By Former State Secretary Marianne Hagen (Geneva, 1 October)
State Secretary Marianne Hagen's intervention at the High Commissioner for Refugees (UNHCR) Executiv Comittee meeting.
(Check against delivery)
Thank you, Chair,
Norway shares the concerns expressed by the High Commissioner in his statement.
The number of forced displacements remains alarmingly high. Protracted refugee situations give serious cause for concern. Meanwhile, the international community is struggling to provide adequate protection and humanitarian assistance and to find sufficient resettlement places.
Norway sees the Comprehensive Refugee Response Framework as an important step forward in this regard. I would like to take this opportunity to applaud all the countries that have adopted the CRRF. They are the vanguard, setting an example for the rest of us to follow.
Norway has engaged actively in the consultations on the global compact for refugees. While the compact is not perfect, we believe it is the best that can be achieved. It represents progress towards a fairer system of responsibility sharing between states. Not only the major host communities and the top donors should have to carry the burden. Norway supports the global compact, and hopes to see it universally endorsed later this year.
Norway recently launched its new humanitarian strategy. Protection of refugees will continue as a central priority for Norway. Let me give you three examples of our priorities for the time ahead:
First, education: This is crucial for refugees, in particular those in protracted situations. Many refugee-hosting countries have generously integrated refugees into their national education systems. Yet funding gaps persist, and donors need to step up. Norway has doubled its aid for education in the period 2013 to 2017, and for several years has allocated at least 8 % of the humanitarian budget to this sector.
Second, financing: The growing gap between humanitarian needs and available funds cannot be filled without innovation and reforms to improve cost-effectiveness. In many situations, cash assistance is a valuable tool, as it reduces transaction costs, while also empowering affected populations and benefiting local markets.
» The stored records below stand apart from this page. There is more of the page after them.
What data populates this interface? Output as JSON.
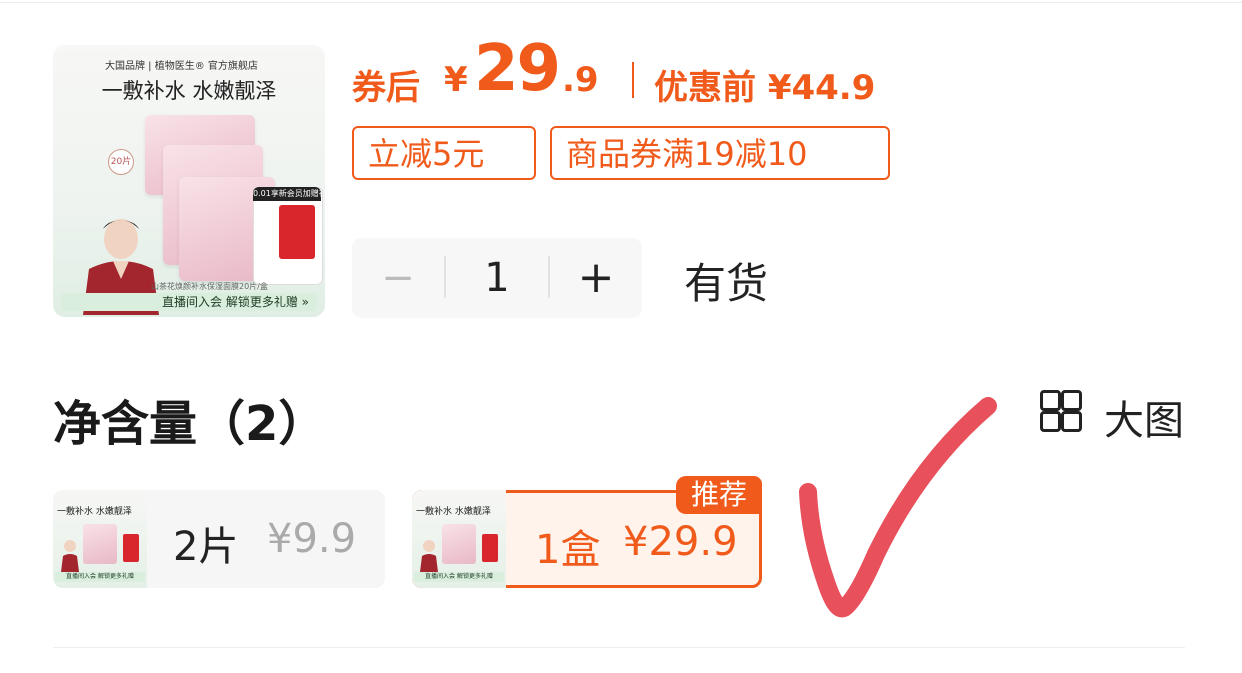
{
  "product": {
    "image_brand": "大国品牌 | 植物医生® 官方旗舰店",
    "image_slogan": "一敷补水 水嫩靓泽",
    "image_count_badge": "20片",
    "image_gift_label": "0.01享新会员加赠礼",
    "image_note": "山茶花焕颜补水保湿面膜20片/盒",
    "image_bottom_text": "直播间入会  解锁更多礼赠 »"
  },
  "price": {
    "after_coupon_label": "券后",
    "currency": "¥",
    "integer": "29",
    "decimal": ".9",
    "original_label": "优惠前 ¥44.9"
  },
  "coupons": [
    {
      "label": "立减5元"
    },
    {
      "label": "商品券满19减10"
    }
  ],
  "quantity": {
    "minus": "−",
    "value": "1",
    "plus": "+",
    "stock_status": "有货"
  },
  "spec_section": {
    "title": "净含量（2）",
    "big_view_label": "大图"
  },
  "options": [
    {
      "spec": "2片",
      "price": "¥9.9",
      "mini_slogan": "一敷补水 水嫩靓泽",
      "mini_bar": "直播间入会 解锁更多礼赠"
    },
    {
      "spec": "1盒",
      "price": "¥29.9",
      "mini_slogan": "一敷补水 水嫩靓泽",
      "mini_bar": "直播间入会 解锁更多礼赠",
      "badge": "推荐",
      "selected": true
    }
  ],
  "colors": {
    "accent": "#f05a1a",
    "check_mark": "#e8505b"
  }
}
Third, protection: Norway will sharpen its focus on protection in situations of crisis and conflict. We will give priority to operational protection measures and work to safeguard global protection regimes. In this regard, I would also like to point out that the credibility of refugee protection also relies on a fair system for the return of asylum seekers who are not found to be in need of international protection.
Internal displacement remains a major concern. There are almost twice as many IDPs as refugees in the world, yet strategies and concrete assistance fall seriously short of the needs. Our commitment to leaving no one behind must include action to support the internally displaced and their hosts. This will require concerted efforts in the UN system and by member states to increase assistance and identify strategies for durable solutions.
Together with various other states, Norway has encouraged the UN Secretary-General to appoint a high-level panel to identify strategies for durable solutions and increase assistance to IDPs. We encourage other states to support this initiative.
Norway remains committed to providing un-earmarked funding to enable well-coordinated, rapid and effective assistance. Of the 99 million US dollars we provided to UNCHR in 2017, 41 million were un-earmarked. Much of the rest was softly earmarked. This is in line with our commitment to the Grand Bargain.
Norway is one of the largest donors to the Syria crisis response, and UNHCR has been one of our principal partners. I am pleased to announce that we have decided to provide another 14 million US dollars to UNHCR’s work in Syria and its neighbouring countries.